The Spin-Art Tent

Random Musings 3 Comments »

It occurred to me today that life is like the Spin-Art Tent at the county fair.

When you’re young, it’s like when you first come into the tent and you see all the examples of finished “artwork” they have hanging there, and you can’t wait to try it and you plan for where you’re going to put your reds and your blues and your greens and your yellows on those shiny little white cardboard rectangles, and you can’t wait for your turn, but everybody in line ahead of you seems to be taking so long; it’s taking like 20 minutes for each person! What’s taking them so long?

And then finally you’re grown up and it is your turn, and you line up those plastic ketchup-bottles of paint, each one upside-down in its own little holder, and you pay your money and hit the start button. And then 10 seconds later the spinning stops and you’re old and it’s somebody else’s turn, but the payoff is that only now, at last, do you get to lift it up and see what a mess you made.

Somebody please produce this bumper-sticker!

Gun Control 2 Comments »

When only outlaws have guns, outlaws will have to steal guns only from other outlaws.

Language and Labor

Politics, Random Musings 1 Comment »

When you let the wrong side grab the right language, you’re sunk.

Two huge cases in point: Americans long ago yielded the “Right to Life” title to anti-abortion zealots — hardly any news media call them the “anti-abortion” group, which is all they are — while anti-labor zealots are universally referred to as favoring the “Right to Work.” Abrams Predicts: It won’t be long before the anti-labor gang forms its own political party, as the anti-abortion folks did years ago. Hey, the “Right to Work Party”? Who wouldn’t vote for them? Who doesn’t think all decent Americans have the Right to Work?

George Orwell would be proud.

We cede political power to special interests whenever we start calling them by the name they give themselves (this usually involves “the Right” to do or have something, even when their goal is to limit the rights of the majority).

We have the right to life, yet we stand in reverence before the so-called Right to Bear Arms, which results in the taking of 30,000 American lives each year.

We have the right to decide whether and when to bear children, yet we let the “Right to Life” gang force women to bear unwanted children.

And now we have, in far too many states, the so-called “Right to Work,” which forces employees at organized workplaces to bear the costs of union representation for those who enjoy the benefits of that representation but refuse to bear their share of the costs of it. (Some of those benefits: raises, sick pay, vacation pay, bereavement pay, overtime pay, holidays and personal time off, job security, enforcing of contracts, and educational, charitable and social opportunities.) In other words, so-called “Right to Work” laws force union members to support freeloaders.

Agency-shop clauses (the ones so offensive to the “Right to Work” gang) do not require anyone to join a union; they simply require everyone who benefits from a union contract to pay to the union, an amount equivalent to dues. So if you don’t believe in unions, don’t worry! You don’t have to join! You also won’t be able to go to union meetings, speak your mind about working conditions, or vote on the contracts it negotiates for you. But you WILL get all the benefits of those contracts. That’s the law. That’s the way it is now. But that’s what the anti-labor forces in Indiana, Wisconsin and other states are taking away from working people: fair play and a stronger voice.

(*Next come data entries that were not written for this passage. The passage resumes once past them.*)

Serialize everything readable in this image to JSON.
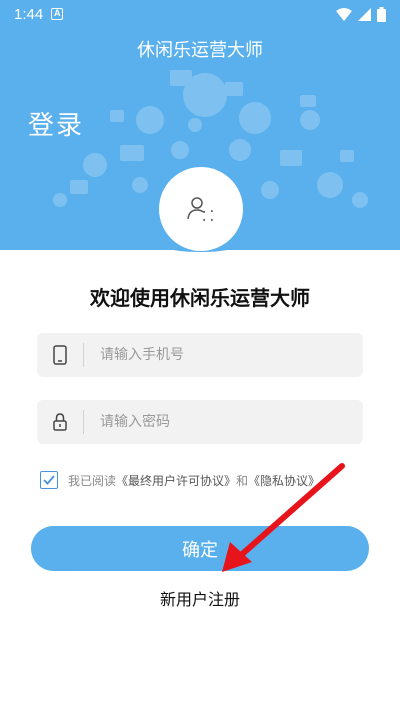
{
  "status_bar": {
    "time": "1:44",
    "notification_glyph": "A",
    "icons": [
      "wifi-icon",
      "signal-icon",
      "battery-icon"
    ]
  },
  "header": {
    "title": "休闲乐运营大师",
    "login_label": "登录",
    "avatar_icon": "user-scan-icon"
  },
  "welcome": "欢迎使用休闲乐运营大师",
  "phone_field": {
    "placeholder": "请输入手机号",
    "value": "",
    "icon": "phone-icon"
  },
  "password_field": {
    "placeholder": "请输入密码",
    "value": "",
    "icon": "lock-icon"
  },
  "agreement": {
    "checked": true,
    "prefix": "我已阅读",
    "terms_link": "《最终用户许可协议》",
    "and": "和",
    "privacy_link": "《隐私协议》"
  },
  "confirm_button": "确定",
  "register_link": "新用户注册",
  "colors": {
    "primary": "#5ab0ec",
    "field_bg": "#f2f2f2",
    "arrow": "#e8141c"
  }
}
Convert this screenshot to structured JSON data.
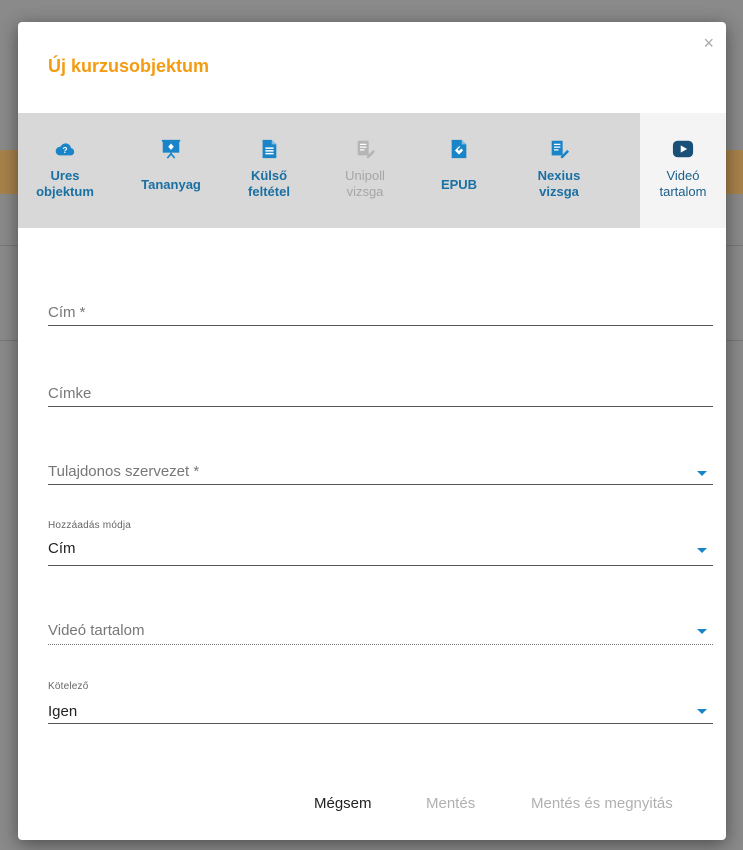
{
  "dialog": {
    "title": "Új kurzusobjektum",
    "close_glyph": "×"
  },
  "types": [
    {
      "label": "Ures\nobjektum",
      "icon": "cloud-question-icon",
      "state": "enabled"
    },
    {
      "label": "Tananyag",
      "icon": "presentation-board-icon",
      "state": "enabled"
    },
    {
      "label": "Külső\nfeltétel",
      "icon": "document-icon",
      "state": "enabled"
    },
    {
      "label": "Unipoll\nvizsga",
      "icon": "pencil-list-icon",
      "state": "disabled"
    },
    {
      "label": "EPUB",
      "icon": "epub-file-icon",
      "state": "enabled"
    },
    {
      "label": "Nexius\nvizsga",
      "icon": "exam-list-icon",
      "state": "enabled"
    },
    {
      "label": "Videó\ntartalom",
      "icon": "play-icon",
      "state": "active"
    }
  ],
  "form": {
    "title_placeholder": "Cím *",
    "tag_placeholder": "Címke",
    "owner_placeholder": "Tulajdonos szervezet *",
    "add_mode_label": "Hozzáadás módja",
    "add_mode_value": "Cím",
    "video_placeholder": "Videó tartalom",
    "required_label": "Kötelező",
    "required_value": "Igen"
  },
  "footer": {
    "cancel": "Mégsem",
    "save": "Mentés",
    "save_open": "Mentés és megnyitás"
  },
  "colors": {
    "accent": "#f39c12",
    "link_blue": "#1a6fa3",
    "icon_blue": "#1a84c8",
    "active_icon": "#1a4f78",
    "disabled": "#a5a5a5"
  }
}
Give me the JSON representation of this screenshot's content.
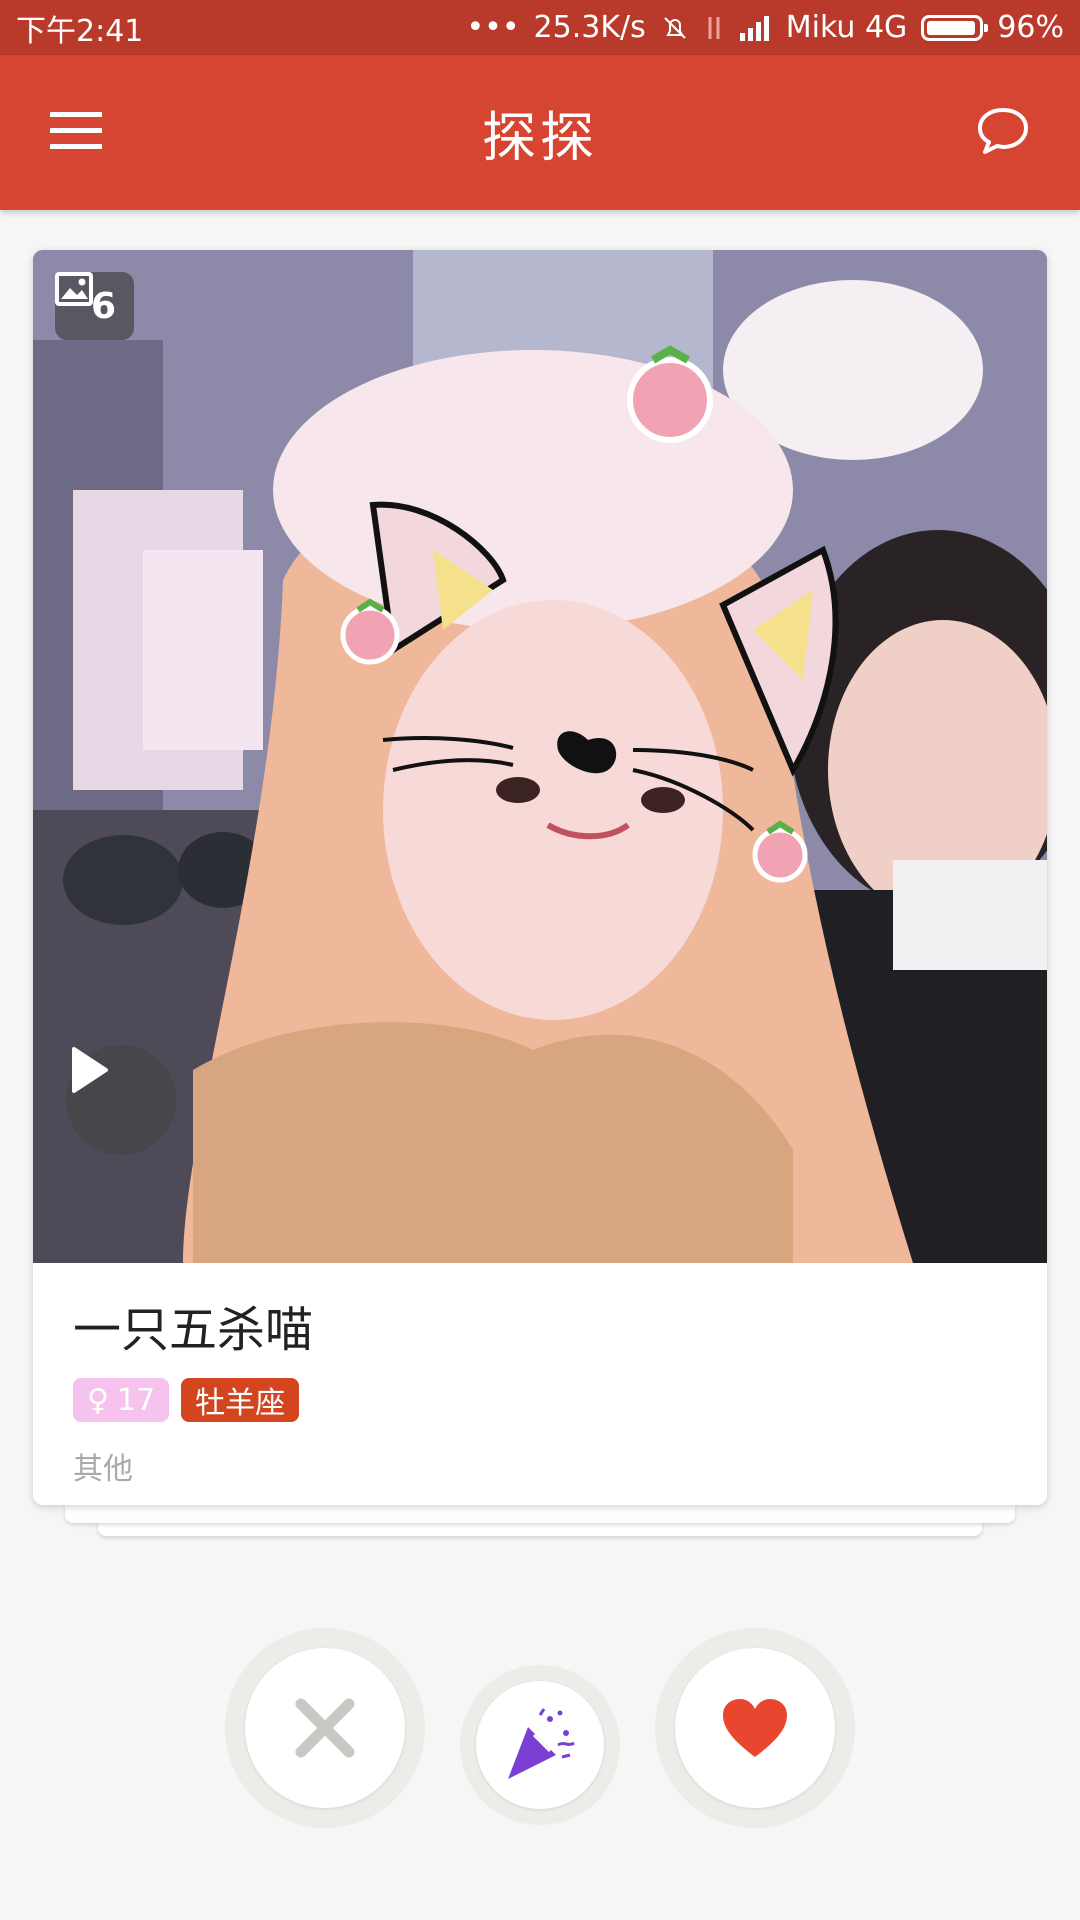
{
  "status_bar": {
    "time": "下午2:41",
    "network_speed": "25.3K/s",
    "carrier": "Miku 4G",
    "battery": "96%",
    "battery_level": 0.96
  },
  "app_bar": {
    "title": "探探",
    "menu_icon": "hamburger-menu-icon",
    "chat_icon": "chat-bubble-icon"
  },
  "card": {
    "photo_count": "6",
    "name": "一只五杀喵",
    "gender_symbol": "♀",
    "age": "17",
    "zodiac": "牡羊座",
    "occupation": "其他",
    "colors": {
      "age_tag": "#f6c3ee",
      "zodiac_tag": "#d2451f"
    }
  },
  "actions": {
    "dislike_icon": "close-icon",
    "superlike_icon": "party-popper-icon",
    "like_icon": "heart-icon",
    "colors": {
      "like": "#e8462e",
      "dislike": "#c8c8c4",
      "superlike": "#7b3fd6"
    }
  }
}
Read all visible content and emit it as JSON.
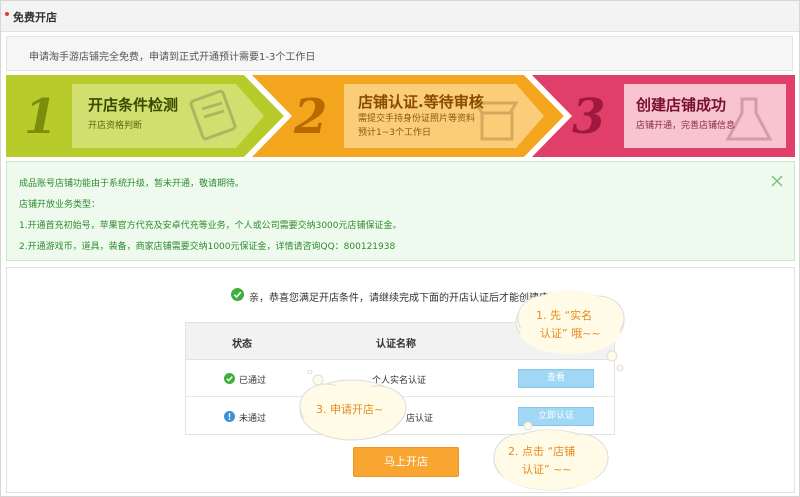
{
  "header": {
    "title": "免费开店"
  },
  "intro": {
    "text": "申请淘手游店铺完全免费，申请到正式开通预计需要1-3个工作日"
  },
  "steps": [
    {
      "number": "1",
      "title": "开店条件检测",
      "desc": [
        "开店资格判断"
      ],
      "color": "#b7cc2a"
    },
    {
      "number": "2",
      "title": "店铺认证.等待审核",
      "desc": [
        "需提交手持身份证照片等资料",
        "预计1~3个工作日"
      ],
      "color": "#f3a51d"
    },
    {
      "number": "3",
      "title": "创建店铺成功",
      "desc": [
        "店铺开通，完善店铺信息"
      ],
      "color": "#e03f69"
    }
  ],
  "notice": {
    "lines": [
      "成品账号店铺功能由于系统升级，暂未开通，敬请期待。",
      "店铺开放业务类型：",
      "1.开通首充初始号，苹果官方代充及安卓代充等业务，个人或公司需要交纳3000元店铺保证金。",
      "2.开通游戏币，道具，装备，商家店铺需要交纳1000元保证金，详情请咨询QQ：800121938"
    ]
  },
  "main": {
    "congrats": "亲，恭喜您满足开店条件，请继续完成下面的开店认证后才能创建店铺！",
    "table": {
      "headers": {
        "status": "状态",
        "name": "认证名称"
      },
      "rows": [
        {
          "status": "已通过",
          "name": "个人实名认证",
          "action": "查看"
        },
        {
          "status": "未通过",
          "name": "店认证",
          "action": "立即认证"
        }
      ]
    },
    "open_button": "马上开店"
  },
  "bubbles": {
    "b1": [
      "1. 先 “实名",
      "认证” 哦~~"
    ],
    "b2": [
      "2. 点击 “店铺",
      "认证” ~~"
    ],
    "b3": [
      "3. 申请开店~"
    ]
  },
  "colors": {
    "pass": "#3fae3f",
    "fail": "#3d8fd8",
    "accent": "#f9a532",
    "notice_text": "#2e8b2e"
  }
}
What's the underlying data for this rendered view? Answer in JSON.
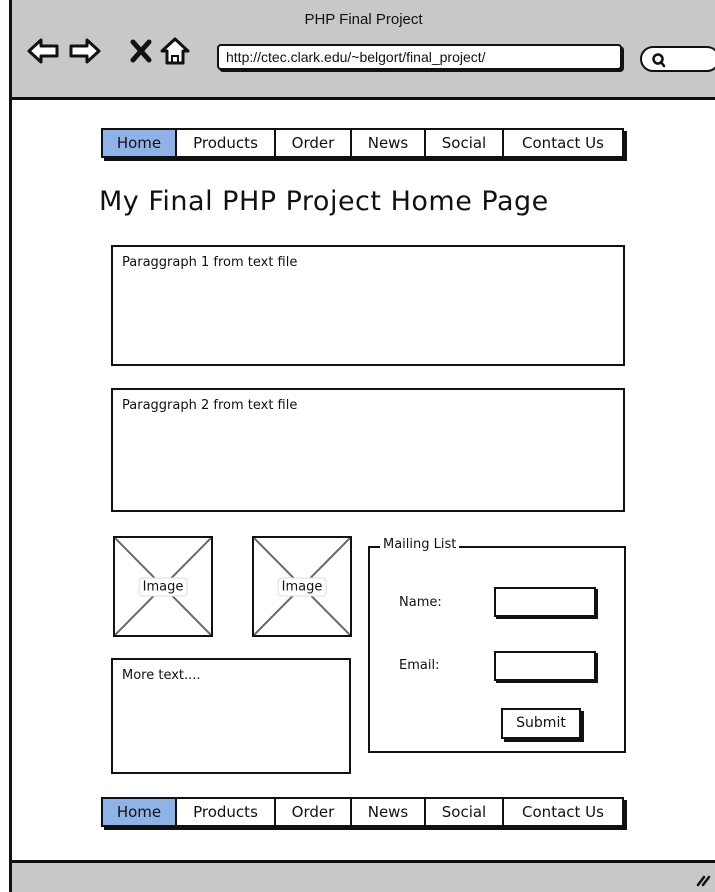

Rarely mentioned in discussions of the so-called “Right to Work” laws that are metastasizing now, is the fact that agency-shop clauses (the ones requiring nonmembers who benefit from a union’s contract, to pay the equivalent of dues to the union that negotiated it for them) are not imposed by unions on the workers, but are themselves negotiated during the bargaining sessions, by a bargaining team elected by the workers.

Not bearing your share of the cost of union representation is simply saying that the price of democracy is too high for you. But the enforced imposition of such freeloading is what Through-the-Looking-Glass Republicans today are calling “Right to Work laws.” And by accepting that name for their evil schemes, the news media — and all of us — are just as culpable as they are.